Journalists used to use a combination of research and undercover work to expose government and corporate corruption, two areas the police and FBI ignore. Now, Investigative journalism has all but disappeared. Corporate newsrooms aren’t willing to shell out money for their journalists to investigate what could be their own sponsors. We are now down to just a few worthy websites like Motherjones who continue the investigative practice.

Getting back to Al Jazeera America, it remains to be seen what their intentions are. Will they follow in their parent networks footsteps and bring some well needed intelligent news coverage or will they dumb themselves down and bring an Americanized version of their coverage? Right now all things are pointing to the former.

Al Jazeera is a publicly funded company; it does not have to answer to sponsors as it is a non-profit business. Al Jazeera has no real budget ceiling; funds for investigative journalists are virtually limitless if the story is important enough. The point I’m trying to make here is the importance of a publicly funded, yet independent media company.

The Young TurksCurrently the United States Government allocates $1.50 per US citizen a year to public broadcasting (PBS). Compare this to the $34.00 Canadians pay for the CBC and for the BBC, the British pay even more. These public broadcasters keep the other national networks from falling too far out of line and are central to the information the citizens of these countries receive. In the absence of government broadcasting funds in the United States, Al Jazeera is the next best thing.

The question is will anybody watch it if the network is indeed what we hope it will be? People of any political ideology who regularly watch CNN will be drawn to Al Jazeera’s in depth coverage of national and international news. Those of us who watch MSNBC will finally have an alternative when all their prison shows come on. As for Fox News, their viewers already label Al Jazeera as the mouthpiece for terrorists and socialists; the only thing that will change the views of Fox News viewers, is Fox News.
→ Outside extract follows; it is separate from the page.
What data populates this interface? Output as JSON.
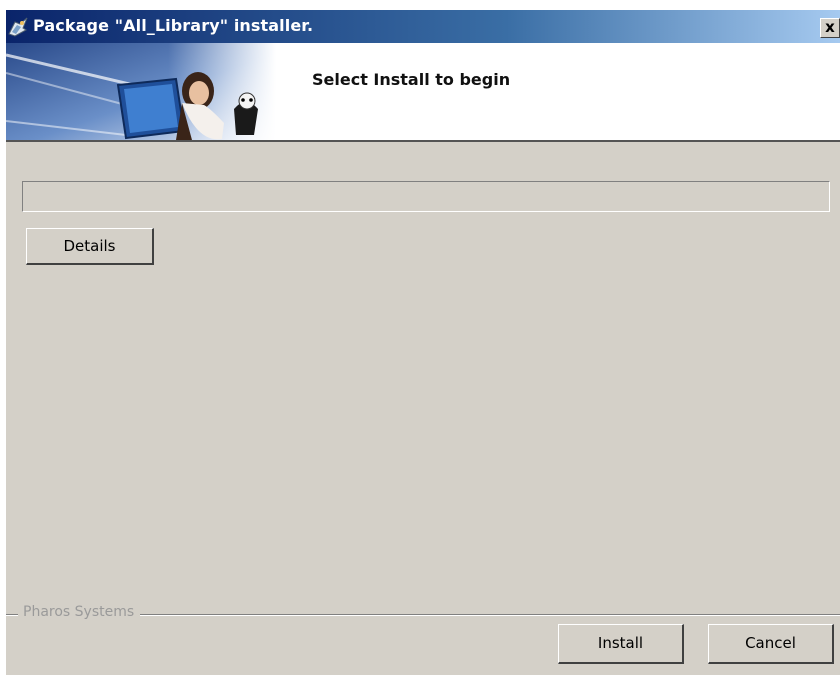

Al Jazeera America will have an audience, whether that audience will be big enough to compete with the big three is irrelevant to me so long as the network is successful in changing the way news is presented across the airwaves of the United States… And they have to keep Cenk Uygur and The Young Turks on the air; they are too good to not have a voice on national television.